Run through the data and copy out every line that mentions the word "camera".

================

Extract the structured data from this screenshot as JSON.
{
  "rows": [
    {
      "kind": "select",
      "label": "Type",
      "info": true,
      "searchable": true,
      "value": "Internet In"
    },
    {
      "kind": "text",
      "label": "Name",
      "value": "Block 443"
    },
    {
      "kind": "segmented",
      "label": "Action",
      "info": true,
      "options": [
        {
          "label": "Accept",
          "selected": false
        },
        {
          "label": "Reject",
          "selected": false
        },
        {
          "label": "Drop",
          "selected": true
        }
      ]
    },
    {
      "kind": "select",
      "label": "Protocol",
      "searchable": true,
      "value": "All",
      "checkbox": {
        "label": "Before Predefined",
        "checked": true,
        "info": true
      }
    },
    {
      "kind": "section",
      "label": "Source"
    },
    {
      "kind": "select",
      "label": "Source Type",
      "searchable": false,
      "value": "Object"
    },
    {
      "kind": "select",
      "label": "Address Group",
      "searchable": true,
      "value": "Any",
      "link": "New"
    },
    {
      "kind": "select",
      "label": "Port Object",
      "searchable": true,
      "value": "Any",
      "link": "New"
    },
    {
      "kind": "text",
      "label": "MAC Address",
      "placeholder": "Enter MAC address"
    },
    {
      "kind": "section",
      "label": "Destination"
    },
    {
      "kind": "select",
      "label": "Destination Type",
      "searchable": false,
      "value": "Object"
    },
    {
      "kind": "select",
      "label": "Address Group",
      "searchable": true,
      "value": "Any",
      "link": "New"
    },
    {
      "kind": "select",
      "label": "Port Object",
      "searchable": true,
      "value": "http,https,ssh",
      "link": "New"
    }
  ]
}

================

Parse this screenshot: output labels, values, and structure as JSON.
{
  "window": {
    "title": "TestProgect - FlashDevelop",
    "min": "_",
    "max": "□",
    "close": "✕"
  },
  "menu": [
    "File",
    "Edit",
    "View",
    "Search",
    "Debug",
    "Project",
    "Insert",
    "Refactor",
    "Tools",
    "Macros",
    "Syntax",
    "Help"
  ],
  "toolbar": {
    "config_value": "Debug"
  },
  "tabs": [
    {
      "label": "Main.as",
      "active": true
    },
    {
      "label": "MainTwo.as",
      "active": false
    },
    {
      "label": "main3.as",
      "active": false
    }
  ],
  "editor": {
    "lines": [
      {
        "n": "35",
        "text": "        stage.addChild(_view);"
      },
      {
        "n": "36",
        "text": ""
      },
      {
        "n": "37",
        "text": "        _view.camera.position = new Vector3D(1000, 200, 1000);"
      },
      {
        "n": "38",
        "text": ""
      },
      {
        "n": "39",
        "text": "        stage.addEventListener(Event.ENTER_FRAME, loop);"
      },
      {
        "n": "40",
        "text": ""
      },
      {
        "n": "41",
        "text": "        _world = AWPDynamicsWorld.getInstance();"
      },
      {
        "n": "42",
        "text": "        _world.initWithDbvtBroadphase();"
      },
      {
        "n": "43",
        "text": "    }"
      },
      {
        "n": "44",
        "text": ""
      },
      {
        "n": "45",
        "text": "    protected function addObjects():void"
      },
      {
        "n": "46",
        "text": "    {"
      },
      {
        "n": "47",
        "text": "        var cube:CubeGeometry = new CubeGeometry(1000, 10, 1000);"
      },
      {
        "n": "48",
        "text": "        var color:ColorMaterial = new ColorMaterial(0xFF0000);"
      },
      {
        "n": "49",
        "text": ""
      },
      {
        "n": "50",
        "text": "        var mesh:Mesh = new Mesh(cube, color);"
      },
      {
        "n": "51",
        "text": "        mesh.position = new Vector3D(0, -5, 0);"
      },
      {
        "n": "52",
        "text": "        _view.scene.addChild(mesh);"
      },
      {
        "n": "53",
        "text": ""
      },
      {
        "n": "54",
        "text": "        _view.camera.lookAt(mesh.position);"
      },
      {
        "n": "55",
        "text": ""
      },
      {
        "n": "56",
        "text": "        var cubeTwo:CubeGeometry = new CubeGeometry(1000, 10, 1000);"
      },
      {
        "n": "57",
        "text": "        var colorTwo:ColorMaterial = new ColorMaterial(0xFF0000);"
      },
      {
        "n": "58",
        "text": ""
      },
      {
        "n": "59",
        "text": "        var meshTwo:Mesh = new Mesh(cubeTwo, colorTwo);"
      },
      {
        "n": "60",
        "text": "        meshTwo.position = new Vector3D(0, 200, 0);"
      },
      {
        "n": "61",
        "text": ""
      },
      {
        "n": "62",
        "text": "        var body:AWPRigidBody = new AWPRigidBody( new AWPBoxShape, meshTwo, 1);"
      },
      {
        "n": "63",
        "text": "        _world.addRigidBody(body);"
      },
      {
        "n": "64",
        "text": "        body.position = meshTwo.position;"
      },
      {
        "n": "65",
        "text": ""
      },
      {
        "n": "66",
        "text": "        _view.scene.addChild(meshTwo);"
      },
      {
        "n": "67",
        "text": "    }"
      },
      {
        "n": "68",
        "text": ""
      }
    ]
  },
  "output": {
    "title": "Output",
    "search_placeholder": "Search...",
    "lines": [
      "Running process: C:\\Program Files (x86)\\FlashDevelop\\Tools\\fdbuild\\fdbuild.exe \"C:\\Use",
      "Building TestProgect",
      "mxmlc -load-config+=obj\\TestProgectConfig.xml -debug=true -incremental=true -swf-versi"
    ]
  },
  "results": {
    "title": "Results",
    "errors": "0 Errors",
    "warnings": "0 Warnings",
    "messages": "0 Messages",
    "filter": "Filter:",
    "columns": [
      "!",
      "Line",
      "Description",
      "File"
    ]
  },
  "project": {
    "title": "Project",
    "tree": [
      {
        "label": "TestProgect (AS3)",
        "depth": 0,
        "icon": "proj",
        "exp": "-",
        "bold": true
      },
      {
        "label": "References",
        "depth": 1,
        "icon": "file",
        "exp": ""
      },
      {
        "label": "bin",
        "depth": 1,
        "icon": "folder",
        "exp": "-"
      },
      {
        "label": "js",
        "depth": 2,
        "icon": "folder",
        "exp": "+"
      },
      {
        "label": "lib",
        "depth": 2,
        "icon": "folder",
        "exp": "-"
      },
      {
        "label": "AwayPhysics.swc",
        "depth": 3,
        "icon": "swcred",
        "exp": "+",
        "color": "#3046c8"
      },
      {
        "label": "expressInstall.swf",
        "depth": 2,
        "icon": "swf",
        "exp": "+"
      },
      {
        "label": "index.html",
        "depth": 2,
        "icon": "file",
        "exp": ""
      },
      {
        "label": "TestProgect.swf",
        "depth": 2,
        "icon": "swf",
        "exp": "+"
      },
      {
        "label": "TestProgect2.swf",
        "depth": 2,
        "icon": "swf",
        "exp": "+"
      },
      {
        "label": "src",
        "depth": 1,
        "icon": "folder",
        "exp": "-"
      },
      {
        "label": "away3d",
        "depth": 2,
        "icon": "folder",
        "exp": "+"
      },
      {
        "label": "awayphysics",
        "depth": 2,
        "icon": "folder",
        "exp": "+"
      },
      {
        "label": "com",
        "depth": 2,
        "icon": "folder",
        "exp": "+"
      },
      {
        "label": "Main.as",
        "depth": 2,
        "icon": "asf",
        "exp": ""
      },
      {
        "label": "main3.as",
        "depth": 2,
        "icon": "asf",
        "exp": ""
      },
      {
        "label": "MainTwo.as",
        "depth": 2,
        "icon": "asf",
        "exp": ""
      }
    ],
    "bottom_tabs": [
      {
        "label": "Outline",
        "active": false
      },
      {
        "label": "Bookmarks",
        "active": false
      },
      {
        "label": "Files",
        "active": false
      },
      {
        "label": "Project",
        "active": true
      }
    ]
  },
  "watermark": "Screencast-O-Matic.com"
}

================

- _Your solution_:
        "text": "        _view.camera.position = new Vector3D(1000, 200, 1000);"
        "text": "        _view.camera.lookAt(mesh.position);"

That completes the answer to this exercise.